#### [Task to carry out]
Your answer should repeat every line of the records below in which the word "JSON" appears.

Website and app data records
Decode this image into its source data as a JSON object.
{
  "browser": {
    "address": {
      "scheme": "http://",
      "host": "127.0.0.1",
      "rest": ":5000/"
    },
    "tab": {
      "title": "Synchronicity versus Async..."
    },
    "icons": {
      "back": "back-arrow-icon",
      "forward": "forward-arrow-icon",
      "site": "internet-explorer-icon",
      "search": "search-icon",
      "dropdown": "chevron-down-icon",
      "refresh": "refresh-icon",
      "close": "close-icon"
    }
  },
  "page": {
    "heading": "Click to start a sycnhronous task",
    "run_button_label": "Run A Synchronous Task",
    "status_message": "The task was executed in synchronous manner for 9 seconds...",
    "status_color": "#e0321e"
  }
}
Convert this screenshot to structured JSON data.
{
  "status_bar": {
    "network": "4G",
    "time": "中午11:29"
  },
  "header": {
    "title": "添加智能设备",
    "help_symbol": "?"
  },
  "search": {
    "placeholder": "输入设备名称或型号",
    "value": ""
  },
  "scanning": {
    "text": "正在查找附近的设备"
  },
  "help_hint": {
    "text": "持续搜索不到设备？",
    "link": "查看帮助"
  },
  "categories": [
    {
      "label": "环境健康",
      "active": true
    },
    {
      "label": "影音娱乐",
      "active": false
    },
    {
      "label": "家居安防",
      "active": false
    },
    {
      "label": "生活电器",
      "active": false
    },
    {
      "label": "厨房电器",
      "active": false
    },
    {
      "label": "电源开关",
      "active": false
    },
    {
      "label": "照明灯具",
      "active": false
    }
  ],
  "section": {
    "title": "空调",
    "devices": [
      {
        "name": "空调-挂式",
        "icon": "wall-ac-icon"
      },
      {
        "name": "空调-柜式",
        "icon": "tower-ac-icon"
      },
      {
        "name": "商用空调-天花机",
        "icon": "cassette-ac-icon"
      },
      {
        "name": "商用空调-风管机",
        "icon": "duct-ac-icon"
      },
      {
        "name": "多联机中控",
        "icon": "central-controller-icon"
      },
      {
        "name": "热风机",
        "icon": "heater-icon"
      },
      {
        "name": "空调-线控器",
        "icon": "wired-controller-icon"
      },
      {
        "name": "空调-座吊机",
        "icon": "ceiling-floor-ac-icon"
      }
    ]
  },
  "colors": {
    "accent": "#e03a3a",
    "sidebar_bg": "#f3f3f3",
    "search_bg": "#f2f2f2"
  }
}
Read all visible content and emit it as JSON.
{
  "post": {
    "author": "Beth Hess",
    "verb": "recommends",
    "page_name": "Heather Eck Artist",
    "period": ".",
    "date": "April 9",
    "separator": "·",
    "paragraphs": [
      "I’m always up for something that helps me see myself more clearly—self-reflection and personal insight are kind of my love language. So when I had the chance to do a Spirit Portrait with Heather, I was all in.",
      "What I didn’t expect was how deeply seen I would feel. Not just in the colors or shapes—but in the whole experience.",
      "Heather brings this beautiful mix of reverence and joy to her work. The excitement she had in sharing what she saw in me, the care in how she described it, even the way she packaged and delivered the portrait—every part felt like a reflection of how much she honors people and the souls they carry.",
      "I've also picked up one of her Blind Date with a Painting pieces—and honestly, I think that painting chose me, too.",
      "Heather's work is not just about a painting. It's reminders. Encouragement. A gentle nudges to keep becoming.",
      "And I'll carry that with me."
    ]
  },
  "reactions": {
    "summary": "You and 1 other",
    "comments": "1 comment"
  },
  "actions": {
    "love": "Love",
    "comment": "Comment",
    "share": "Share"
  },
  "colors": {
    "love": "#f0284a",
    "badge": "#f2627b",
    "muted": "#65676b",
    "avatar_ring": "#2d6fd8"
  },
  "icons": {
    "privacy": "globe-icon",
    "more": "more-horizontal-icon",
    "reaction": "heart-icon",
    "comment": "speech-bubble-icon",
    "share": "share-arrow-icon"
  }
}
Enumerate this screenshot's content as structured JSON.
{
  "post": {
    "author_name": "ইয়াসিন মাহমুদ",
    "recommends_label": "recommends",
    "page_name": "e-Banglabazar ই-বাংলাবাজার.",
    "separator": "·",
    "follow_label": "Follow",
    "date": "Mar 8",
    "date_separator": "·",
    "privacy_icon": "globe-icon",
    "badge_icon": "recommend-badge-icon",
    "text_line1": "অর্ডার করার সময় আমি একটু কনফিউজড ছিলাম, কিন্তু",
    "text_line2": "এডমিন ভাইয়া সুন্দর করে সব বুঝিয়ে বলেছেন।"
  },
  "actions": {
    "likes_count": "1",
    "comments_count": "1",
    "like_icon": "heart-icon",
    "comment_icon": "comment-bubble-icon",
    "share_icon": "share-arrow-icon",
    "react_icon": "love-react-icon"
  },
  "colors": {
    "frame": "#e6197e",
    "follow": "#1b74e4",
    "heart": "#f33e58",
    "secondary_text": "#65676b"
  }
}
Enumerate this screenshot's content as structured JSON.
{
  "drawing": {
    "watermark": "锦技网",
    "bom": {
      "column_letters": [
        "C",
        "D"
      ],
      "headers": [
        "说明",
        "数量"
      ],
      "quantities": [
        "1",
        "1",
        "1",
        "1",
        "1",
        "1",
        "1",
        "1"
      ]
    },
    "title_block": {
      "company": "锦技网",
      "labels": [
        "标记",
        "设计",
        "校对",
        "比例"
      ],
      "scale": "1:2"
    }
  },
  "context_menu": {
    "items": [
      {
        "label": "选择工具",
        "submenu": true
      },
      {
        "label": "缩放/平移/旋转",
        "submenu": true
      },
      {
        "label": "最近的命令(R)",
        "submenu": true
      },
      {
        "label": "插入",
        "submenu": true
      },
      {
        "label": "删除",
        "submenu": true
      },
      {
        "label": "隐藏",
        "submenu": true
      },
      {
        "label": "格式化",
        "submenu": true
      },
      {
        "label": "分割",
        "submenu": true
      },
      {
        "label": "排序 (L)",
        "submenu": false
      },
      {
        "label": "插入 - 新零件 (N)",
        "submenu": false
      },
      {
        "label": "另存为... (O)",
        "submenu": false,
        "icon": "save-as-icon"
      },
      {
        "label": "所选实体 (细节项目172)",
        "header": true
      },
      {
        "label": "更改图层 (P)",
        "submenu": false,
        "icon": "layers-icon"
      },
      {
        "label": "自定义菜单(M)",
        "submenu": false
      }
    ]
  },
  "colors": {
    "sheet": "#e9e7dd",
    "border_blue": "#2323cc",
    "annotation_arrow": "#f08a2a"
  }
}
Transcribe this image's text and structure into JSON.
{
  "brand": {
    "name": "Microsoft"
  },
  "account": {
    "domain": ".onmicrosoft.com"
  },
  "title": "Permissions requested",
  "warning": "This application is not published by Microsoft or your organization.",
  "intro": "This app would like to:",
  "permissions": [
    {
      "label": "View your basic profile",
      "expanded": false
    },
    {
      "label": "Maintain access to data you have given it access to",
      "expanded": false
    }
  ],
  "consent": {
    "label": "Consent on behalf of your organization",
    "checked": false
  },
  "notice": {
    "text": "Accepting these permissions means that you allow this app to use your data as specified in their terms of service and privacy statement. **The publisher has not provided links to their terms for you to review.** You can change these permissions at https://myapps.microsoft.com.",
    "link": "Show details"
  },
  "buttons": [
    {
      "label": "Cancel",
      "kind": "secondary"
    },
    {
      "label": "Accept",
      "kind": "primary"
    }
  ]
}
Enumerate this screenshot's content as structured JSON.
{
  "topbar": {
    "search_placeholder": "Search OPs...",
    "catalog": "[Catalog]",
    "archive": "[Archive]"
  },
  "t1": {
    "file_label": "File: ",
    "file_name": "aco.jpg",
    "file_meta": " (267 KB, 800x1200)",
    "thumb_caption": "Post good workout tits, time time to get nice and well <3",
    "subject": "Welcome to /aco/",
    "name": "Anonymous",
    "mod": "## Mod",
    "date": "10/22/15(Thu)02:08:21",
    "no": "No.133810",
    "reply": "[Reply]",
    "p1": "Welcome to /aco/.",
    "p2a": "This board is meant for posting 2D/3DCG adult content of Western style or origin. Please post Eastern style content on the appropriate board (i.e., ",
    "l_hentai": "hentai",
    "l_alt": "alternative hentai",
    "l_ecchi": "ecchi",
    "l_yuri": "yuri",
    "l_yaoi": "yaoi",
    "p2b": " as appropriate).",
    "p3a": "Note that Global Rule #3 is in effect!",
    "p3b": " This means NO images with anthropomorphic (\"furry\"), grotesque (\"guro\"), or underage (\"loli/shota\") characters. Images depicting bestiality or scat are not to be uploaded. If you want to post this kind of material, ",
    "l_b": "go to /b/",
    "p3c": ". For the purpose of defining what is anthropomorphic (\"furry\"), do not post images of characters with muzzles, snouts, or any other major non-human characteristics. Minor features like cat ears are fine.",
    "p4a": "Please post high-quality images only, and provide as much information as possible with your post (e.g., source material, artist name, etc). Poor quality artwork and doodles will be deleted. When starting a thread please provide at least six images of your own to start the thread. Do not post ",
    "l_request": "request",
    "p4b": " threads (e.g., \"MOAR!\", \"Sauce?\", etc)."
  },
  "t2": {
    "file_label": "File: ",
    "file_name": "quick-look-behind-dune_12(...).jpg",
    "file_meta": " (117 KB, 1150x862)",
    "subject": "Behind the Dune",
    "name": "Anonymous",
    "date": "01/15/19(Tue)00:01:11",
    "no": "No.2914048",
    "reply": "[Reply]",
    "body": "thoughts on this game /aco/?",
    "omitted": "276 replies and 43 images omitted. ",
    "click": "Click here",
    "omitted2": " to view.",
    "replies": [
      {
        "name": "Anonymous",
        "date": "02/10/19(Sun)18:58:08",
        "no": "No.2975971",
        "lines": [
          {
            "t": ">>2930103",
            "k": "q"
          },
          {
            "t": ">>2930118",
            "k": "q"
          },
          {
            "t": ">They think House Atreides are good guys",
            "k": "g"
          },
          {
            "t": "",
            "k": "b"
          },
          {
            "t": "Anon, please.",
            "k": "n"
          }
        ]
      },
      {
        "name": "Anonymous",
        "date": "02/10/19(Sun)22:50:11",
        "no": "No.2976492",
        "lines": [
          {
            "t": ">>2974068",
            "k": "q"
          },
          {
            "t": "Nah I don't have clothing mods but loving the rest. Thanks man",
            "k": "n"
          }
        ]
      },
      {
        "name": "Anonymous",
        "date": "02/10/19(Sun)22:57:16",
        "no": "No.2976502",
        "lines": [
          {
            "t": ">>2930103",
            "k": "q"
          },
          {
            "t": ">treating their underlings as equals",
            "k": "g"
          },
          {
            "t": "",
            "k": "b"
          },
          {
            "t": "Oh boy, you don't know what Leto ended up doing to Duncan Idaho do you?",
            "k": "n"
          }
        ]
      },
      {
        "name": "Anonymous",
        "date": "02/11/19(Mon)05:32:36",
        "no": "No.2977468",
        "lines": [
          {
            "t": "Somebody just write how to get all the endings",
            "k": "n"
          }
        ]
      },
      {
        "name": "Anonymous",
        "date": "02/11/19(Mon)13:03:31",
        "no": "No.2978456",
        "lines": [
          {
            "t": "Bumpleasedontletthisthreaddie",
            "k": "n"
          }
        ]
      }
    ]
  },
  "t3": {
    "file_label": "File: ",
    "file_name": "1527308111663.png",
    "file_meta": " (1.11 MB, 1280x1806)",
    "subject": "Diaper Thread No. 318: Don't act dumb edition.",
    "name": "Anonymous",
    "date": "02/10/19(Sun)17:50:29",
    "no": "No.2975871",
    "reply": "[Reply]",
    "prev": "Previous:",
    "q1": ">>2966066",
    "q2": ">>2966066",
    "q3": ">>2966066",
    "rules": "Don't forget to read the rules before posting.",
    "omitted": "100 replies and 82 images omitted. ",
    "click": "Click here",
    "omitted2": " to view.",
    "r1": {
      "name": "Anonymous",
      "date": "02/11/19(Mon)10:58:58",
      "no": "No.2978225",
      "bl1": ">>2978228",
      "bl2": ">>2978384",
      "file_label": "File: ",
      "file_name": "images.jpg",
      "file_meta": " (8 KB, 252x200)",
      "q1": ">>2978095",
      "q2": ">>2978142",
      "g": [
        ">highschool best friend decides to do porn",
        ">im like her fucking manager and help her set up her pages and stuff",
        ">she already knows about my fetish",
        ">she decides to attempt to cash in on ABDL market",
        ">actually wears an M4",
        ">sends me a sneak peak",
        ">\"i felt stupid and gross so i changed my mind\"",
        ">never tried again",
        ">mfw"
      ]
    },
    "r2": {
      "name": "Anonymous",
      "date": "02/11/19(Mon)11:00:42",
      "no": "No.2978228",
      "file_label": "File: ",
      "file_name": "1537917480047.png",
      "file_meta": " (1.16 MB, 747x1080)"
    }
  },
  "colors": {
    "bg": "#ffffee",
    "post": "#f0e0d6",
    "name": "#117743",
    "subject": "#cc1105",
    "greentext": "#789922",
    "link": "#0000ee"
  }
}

#### [Response area]
Decode this image into its source data as a JSON object.
Convert this screenshot to structured JSON data.
Read all visible content and emit it as JSON.
Enumerate this screenshot's content as structured JSON.
Enumerate this screenshot's content as structured JSON.
Transcribe this image's text and structure into JSON.
Enumerate this screenshot's content as structured JSON.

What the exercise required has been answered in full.